Problem-solving skills are highly marketable and sought-after by employers. Why? Think about it – how often do you encounter challenges in your daily life? At work?

Now, imagine that number of challenges multiplied by the number of employees at your company, plus the number of customers, suppliers, and vendors your company regularly has contact with.

That is what’s on the boss’s plate. If they have capable employees that can handle problem-solving tasks themselves, it allows them to focus on the larger issues of running the organisation and helping it succeed.

Let’s talk about what problem-solving skills are and how you can demonstrate them on your resume. Click here to learn more about how your problem-solving skills relate to your resume.

What Are Problem-Solving Skills?

Problem-solving has six basic steps.

  1. Identify the problem.
  2. Assess it creatively.
  3. Brainstorm possible solutions.
  4. Evaluate the solutions and determine the one that is best.
  5. Enact the solution.
  6. Evaluate the results, returning to Step 3 as necessary.

Problem-solving skills are transferable to virtually every job because, well, you’re going to run into problems wherever you are. For example:

  • Your supplier runs out of something vital and you must source it elsewhere.
  • You’ve double-booked two important meetings on the same day.
  • You’re experiencing higher than average employee turnover.
  • Your product isn’t selling as fast as expected.

The list of possible problems goes on and on.

In fact, some positions are based firmly on problem-solving. Think of a computer repair technician,  a mechanic, a plumber, or an HVAC technician. Each of these jobs involves finding and solving problems in various systems.

A Real-Life Example of Problem-Solving

Even in a small town, problem-solving skills are valuable transferable skills. Throughout my working life, I’ve often thought back to something I learned from my dad when I was a kid. He had taken on a job as an auto parts salesman. This involved traveling to auto parts stores and convincing acquisitions that his company was the best supplier around. The market was highly competitive.

Within a few months, dear old dad was the top-grossing seller at the company. Why? Salespeople were permitted to adjust prices and give away promotional items. Many of the salespeople would buckle when a store manager was hard to convince, feeling that they needed to ask permission before making certain offers. The stores often stuck with their current suppliers.

Not my dad, though. He aggressively pursued each sale, knowing that even if he broke even on the first sale by giving away or deeply discounting a product, subsequent sales would more than make up for it. He made the auto parts stores offers they just couldn’t refuse. Rather than shifting the problem back to his boss, he solved it creatively. And the results spoke for themselves.

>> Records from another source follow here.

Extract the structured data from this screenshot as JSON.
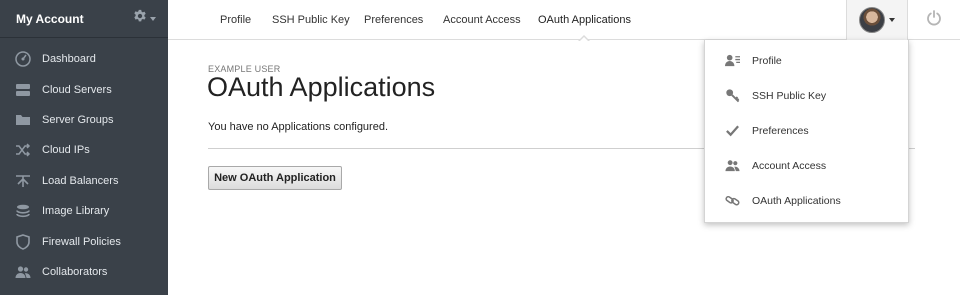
{
  "sidebar": {
    "title": "My Account",
    "items": [
      {
        "label": "Dashboard",
        "icon": "dashboard-icon"
      },
      {
        "label": "Cloud Servers",
        "icon": "servers-icon"
      },
      {
        "label": "Server Groups",
        "icon": "folder-icon"
      },
      {
        "label": "Cloud IPs",
        "icon": "shuffle-icon"
      },
      {
        "label": "Load Balancers",
        "icon": "load-balancer-icon"
      },
      {
        "label": "Image Library",
        "icon": "stack-icon"
      },
      {
        "label": "Firewall Policies",
        "icon": "shield-icon"
      },
      {
        "label": "Collaborators",
        "icon": "users-icon"
      }
    ]
  },
  "topnav": {
    "tabs": [
      {
        "label": "Profile"
      },
      {
        "label": "SSH Public Key"
      },
      {
        "label": "Preferences"
      },
      {
        "label": "Account Access"
      },
      {
        "label": "OAuth Applications",
        "active": true
      }
    ]
  },
  "main": {
    "eyebrow": "EXAMPLE USER",
    "title": "OAuth Applications",
    "empty_message": "You have no Applications configured.",
    "new_button": "New OAuth Application"
  },
  "user_menu": {
    "items": [
      {
        "label": "Profile",
        "icon": "profile-card-icon"
      },
      {
        "label": "SSH Public Key",
        "icon": "key-icon"
      },
      {
        "label": "Preferences",
        "icon": "checkmark-icon"
      },
      {
        "label": "Account Access",
        "icon": "users-icon"
      },
      {
        "label": "OAuth Applications",
        "icon": "link-icon"
      }
    ]
  },
  "colors": {
    "sidebar_bg": "#3a4149",
    "sidebar_text": "#e4e8ec",
    "button_border": "#a9a9a9"
  }
}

How to Demonstrate Problem-Solving Skills on Your Resume

You can write a resume that says, “I’m a problem-solver!” There are several ways.

Say It Directly

In your job description bullet points, your skills list, or in your resume headline, include problem-solving. Keep in mind, however, that just saying you have these skills doesn’t set you apart from the crowd. You’ll want to take advantage of the following tips as well.

Use Problem-Solving Keywords

There are many other characteristics and traits related to problem-solving that you can use in your resume. Consider including one or more of the following terms in your task descriptions:

  • Identified problems
  • Rectify errors
  • Analyze
  • Analytical thinking
  • Creative solutions
  • Evaluate
  • Decide
  • Decision-making
  • Leadership
  • Identify
  • Assess
  • Assessment
  • Effective solution
  • Speed of implementation
  • Communication
  • Consulting

Depending on your field, you may also possess technical skills that would allow you to be a better problem-solver. For example, you may be skilled at using a certain computer software or at maintenancing a piece of equipment.

Leverage Your Experience

Using the above keywords, you can really demonstrate how you’ve used your problem-solving skills in the past within your Work Experience section.

If problem-solving is really important to the job at hand, devote at least one bullet point per job to exemplifying it. Try to show cause and effect – in a single sentence, briefly describe a problem you encountered and how you overcame it. You don’t have to use the word “problem-solving” here. Instead of saying it, show it.

If you can include quantifiable data, do so. For example, did you solve a major budgeting problem and save the company £2,000 per year? Did you fix a supply chain issue by routing orders through a different vendor, reducing a shipping delay from three months to one day for more than a thousand customers? Solid statements like these are more compelling than vague descriptions.

In Conclusion

Problem-solving skills are vital to almost every industry. You can demonstrate that you have these skills by using related keywords and demonstrating how you solved problems within your work experience descriptions.